Stored dataset items:

════

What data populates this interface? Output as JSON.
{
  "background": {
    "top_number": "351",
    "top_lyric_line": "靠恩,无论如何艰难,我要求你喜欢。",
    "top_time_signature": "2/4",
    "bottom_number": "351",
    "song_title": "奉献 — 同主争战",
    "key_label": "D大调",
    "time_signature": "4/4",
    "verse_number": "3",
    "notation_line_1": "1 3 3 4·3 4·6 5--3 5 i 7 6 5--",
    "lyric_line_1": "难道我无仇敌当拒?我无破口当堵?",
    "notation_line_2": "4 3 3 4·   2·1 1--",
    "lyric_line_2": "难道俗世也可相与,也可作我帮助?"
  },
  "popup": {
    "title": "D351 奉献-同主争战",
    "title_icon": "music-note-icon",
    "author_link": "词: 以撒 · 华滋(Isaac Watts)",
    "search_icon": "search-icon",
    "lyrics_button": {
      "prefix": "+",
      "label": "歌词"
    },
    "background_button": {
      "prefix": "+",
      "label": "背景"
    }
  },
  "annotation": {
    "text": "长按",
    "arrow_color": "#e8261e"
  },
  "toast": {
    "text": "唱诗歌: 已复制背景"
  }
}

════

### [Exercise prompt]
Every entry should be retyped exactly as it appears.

### [Answer section]
What data populates this interface? Output as JSON.
{
  "background": {
    "top_number": "351",
    "top_lyric_line": "靠恩,无论如何艰难,我要求你喜欢。",
    "top_time_signature": "2/4",
    "bottom_number": "351",
    "song_title": "奉献 — 同主争战",
    "key_label": "D大调",
    "time_signature": "4/4",
    "verse_number": "3",
    "notation_line_1": "1 3 3 4·3 4·6 5--3 5 i 7 6 5--",
    "lyric_line_1": "难道我无仇敌当拒?我无破口当堵?",
    "notation_line_2": "4 3 3 4·   2·1 1--",
    "lyric_line_2": "难道俗世也可相与,也可作我帮助?"
  },
  "popup": {
    "title": "D351 奉献-同主争战",
    "title_icon": "music-note-icon",
    "author_link": "词: 以撒 · 华滋(Isaac Watts)",
    "search_icon": "search-icon",
    "lyrics_button": {
      "prefix": "+",
      "label": "歌词"
    },
    "background_button": {
      "prefix": "+",
      "label": "背景"
    }
  },
  "annotation": {
    "text": "长按",
    "arrow_color": "#e8261e"
  },
  "toast": {
    "text": "唱诗歌: 已复制背景"
  }
}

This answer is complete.